I have a love-hate relationship with "slow" films, and I approached this one with caution. However, I didn't find it slow at all. Better said, it has it's own pace, but it never drags. Every shot is so full of details and beauty that you barely have time to appreciate them, and indeed I had a problem following the story, due to a combination of the film's bare bones approach to storytelling and my constant distraction with the images themselves.

The story aspect has to be stretched out because unlike many other "slow" films where plot and straight narrative become unimportant, here there is actually a very clear storyline and character development, but we just have to adjust to the terms imposed here. As the film progressed and I started to have a bit more clarity of what was actually going on, dramatic weight started to be felt and I became more involved. But I'm completely sure this film warrants a couple more viewings to get everything straight and then be able to feel and enjoy it as fully as it deserves. it's actually quite moving what the main character goes trough and how everything gets resolved.

Action scenes, however, were not at the level of perfection the rest of the film has, although in the grand scheme of things it may not be that important.
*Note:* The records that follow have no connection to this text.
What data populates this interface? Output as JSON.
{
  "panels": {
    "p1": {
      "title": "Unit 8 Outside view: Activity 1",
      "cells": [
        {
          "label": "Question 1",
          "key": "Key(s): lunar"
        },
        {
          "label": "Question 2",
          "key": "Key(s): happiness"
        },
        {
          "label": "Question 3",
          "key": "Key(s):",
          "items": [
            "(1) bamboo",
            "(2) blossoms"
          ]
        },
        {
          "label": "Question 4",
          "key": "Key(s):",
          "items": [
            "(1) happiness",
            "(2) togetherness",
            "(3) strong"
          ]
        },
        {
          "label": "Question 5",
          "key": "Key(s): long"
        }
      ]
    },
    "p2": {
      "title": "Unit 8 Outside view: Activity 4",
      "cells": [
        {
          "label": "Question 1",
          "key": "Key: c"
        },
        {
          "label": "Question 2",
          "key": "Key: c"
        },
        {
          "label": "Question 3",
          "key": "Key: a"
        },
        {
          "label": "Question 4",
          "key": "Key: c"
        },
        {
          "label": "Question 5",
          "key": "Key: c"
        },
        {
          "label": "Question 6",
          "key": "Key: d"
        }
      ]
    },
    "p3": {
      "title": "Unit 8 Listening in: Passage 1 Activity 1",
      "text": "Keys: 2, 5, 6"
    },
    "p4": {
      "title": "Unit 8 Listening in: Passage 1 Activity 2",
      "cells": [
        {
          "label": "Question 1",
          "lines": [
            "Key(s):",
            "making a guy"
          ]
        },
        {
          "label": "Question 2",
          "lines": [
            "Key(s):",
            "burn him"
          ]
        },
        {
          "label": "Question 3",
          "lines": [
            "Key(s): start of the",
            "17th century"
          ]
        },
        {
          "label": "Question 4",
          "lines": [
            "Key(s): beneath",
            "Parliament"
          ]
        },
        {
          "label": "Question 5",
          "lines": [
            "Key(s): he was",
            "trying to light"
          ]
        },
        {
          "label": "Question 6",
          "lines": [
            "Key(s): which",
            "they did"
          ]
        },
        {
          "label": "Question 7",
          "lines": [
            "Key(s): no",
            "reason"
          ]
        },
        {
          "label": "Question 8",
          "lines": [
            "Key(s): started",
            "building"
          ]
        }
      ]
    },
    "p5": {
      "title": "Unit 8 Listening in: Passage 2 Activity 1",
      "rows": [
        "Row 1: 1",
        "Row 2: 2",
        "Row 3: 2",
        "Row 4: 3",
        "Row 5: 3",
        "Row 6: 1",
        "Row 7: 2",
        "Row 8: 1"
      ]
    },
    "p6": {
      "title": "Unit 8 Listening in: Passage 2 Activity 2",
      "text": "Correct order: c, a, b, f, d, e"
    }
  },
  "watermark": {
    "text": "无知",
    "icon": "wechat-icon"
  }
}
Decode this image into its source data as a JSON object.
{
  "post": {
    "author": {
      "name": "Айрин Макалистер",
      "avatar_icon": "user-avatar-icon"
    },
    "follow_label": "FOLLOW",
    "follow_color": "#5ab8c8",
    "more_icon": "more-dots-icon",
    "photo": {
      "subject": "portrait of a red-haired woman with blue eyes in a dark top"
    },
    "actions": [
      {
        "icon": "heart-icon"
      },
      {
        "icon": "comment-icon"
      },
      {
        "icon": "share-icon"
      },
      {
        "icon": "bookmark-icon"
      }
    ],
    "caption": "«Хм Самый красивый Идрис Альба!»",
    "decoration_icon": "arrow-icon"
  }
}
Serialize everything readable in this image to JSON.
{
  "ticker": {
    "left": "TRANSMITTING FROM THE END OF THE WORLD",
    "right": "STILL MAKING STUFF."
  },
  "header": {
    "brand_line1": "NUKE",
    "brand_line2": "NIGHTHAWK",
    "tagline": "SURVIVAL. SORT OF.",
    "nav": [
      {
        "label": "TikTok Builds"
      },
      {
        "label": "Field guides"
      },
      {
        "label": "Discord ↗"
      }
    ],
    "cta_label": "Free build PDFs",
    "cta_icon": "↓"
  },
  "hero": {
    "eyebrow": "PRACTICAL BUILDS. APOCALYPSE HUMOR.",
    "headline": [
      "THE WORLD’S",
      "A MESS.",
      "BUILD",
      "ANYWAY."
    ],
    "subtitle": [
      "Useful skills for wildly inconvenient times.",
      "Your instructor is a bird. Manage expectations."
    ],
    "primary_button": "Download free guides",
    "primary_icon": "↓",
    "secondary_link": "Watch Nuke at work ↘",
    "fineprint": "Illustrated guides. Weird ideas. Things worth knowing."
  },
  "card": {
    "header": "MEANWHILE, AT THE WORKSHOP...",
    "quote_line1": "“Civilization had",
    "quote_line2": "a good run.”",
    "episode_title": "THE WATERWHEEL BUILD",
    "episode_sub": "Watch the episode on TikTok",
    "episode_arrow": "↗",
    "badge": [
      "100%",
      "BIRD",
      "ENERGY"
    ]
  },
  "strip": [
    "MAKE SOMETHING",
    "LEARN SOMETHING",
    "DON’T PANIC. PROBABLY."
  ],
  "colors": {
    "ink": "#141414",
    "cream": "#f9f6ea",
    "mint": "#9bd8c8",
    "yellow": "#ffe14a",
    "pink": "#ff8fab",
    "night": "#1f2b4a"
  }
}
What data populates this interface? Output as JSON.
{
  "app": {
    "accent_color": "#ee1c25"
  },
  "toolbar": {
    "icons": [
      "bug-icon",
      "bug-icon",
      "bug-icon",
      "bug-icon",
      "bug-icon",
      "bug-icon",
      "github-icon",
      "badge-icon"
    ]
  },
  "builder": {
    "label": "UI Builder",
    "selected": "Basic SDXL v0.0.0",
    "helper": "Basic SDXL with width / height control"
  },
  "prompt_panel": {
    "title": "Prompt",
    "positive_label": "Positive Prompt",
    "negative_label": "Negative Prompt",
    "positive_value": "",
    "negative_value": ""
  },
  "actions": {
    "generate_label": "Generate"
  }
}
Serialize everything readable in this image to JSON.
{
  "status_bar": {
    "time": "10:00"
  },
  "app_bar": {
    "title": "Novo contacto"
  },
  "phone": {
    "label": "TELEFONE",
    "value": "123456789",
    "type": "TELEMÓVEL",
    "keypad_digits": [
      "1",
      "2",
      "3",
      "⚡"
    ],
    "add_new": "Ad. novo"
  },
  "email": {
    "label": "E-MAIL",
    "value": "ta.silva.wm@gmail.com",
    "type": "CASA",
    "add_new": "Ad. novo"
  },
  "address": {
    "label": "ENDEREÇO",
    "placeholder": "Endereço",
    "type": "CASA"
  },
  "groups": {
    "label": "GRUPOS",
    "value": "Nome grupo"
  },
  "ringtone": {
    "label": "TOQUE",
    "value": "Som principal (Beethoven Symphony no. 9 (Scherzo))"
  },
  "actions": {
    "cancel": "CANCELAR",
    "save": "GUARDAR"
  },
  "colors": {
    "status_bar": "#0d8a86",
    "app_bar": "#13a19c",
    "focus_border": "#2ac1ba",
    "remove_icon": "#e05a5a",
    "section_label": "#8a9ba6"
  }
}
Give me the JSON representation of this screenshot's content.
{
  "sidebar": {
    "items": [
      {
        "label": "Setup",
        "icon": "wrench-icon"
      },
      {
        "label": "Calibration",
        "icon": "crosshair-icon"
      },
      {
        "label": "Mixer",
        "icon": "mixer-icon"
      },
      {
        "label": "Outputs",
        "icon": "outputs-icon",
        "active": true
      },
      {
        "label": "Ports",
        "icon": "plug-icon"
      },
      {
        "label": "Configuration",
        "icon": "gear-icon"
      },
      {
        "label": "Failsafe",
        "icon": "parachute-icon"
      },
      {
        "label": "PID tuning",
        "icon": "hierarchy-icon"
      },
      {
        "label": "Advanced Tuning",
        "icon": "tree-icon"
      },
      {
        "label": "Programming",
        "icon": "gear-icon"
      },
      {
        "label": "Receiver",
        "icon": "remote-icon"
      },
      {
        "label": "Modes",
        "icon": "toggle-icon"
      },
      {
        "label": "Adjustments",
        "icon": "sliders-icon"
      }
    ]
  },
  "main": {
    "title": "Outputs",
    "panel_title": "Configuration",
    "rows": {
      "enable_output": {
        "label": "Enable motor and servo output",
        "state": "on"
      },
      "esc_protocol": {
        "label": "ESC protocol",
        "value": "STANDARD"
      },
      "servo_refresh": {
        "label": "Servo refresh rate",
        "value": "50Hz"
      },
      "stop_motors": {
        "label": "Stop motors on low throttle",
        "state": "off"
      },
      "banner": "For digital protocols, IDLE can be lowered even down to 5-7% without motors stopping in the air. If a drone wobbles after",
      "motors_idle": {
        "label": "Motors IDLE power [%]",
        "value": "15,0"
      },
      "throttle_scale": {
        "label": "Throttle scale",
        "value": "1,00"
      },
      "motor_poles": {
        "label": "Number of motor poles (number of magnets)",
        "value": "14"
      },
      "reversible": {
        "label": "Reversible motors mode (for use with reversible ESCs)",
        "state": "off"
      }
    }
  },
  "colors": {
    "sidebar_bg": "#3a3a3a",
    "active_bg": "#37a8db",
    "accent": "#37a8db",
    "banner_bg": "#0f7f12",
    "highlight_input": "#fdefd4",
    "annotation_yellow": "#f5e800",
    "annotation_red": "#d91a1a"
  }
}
It's still a fantastic film which, despite my reservations, proved to me deserving of every accolade.